Task details
In the material below, list every line carrying the string "label".

Input material
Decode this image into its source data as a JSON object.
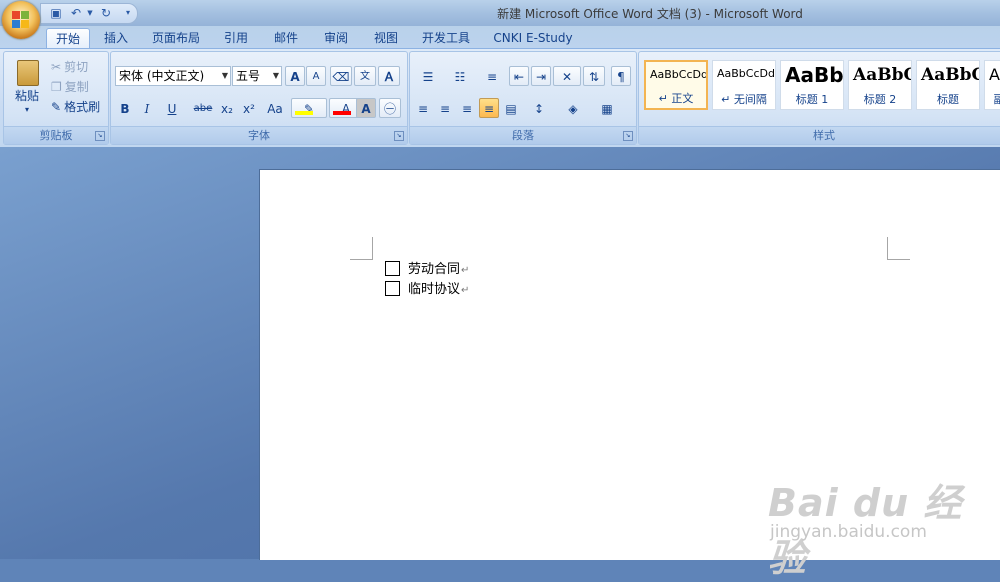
{
  "window": {
    "title": "新建 Microsoft Office Word 文档 (3) - Microsoft Word"
  },
  "tabs": [
    "开始",
    "插入",
    "页面布局",
    "引用",
    "邮件",
    "审阅",
    "视图",
    "开发工具",
    "CNKI E-Study"
  ],
  "clipboard": {
    "paste": "粘贴",
    "cut": "剪切",
    "copy": "复制",
    "format_painter": "格式刷",
    "label": "剪贴板"
  },
  "font": {
    "name": "宋体 (中文正文)",
    "size": "五号",
    "label": "字体",
    "bold": "B",
    "italic": "I",
    "underline": "U",
    "strike": "abe",
    "subscript": "x₂",
    "superscript": "x²",
    "case": "Aa",
    "grow": "A",
    "shrink": "A",
    "color_letter": "A"
  },
  "paragraph": {
    "label": "段落"
  },
  "styles": {
    "label": "样式",
    "items": [
      {
        "sample": "AaBbCcDd",
        "name": "↵ 正文"
      },
      {
        "sample": "AaBbCcDd",
        "name": "↵ 无间隔"
      },
      {
        "sample": "AaBb",
        "name": "标题 1"
      },
      {
        "sample": "AaBbC",
        "name": "标题 2"
      },
      {
        "sample": "AaBbC",
        "name": "标题"
      },
      {
        "sample": "Aa",
        "name": "副"
      }
    ]
  },
  "document": {
    "items": [
      {
        "label": "劳动合同",
        "checked": false
      },
      {
        "label": "临时协议",
        "checked": false
      }
    ],
    "para_mark": "↵"
  },
  "watermark": {
    "logo": "Bai du 经验",
    "url": "jingyan.baidu.com"
  },
  "colors": {
    "highlight": "#ffff00",
    "font_color": "#ff0000",
    "accent": "#15428b"
  }
}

Answer section
    "label": "剪贴板"
    "label": "字体",
    "label": "段落"
    "label": "样式",
        "label": "劳动合同",
        "label": "临时协议",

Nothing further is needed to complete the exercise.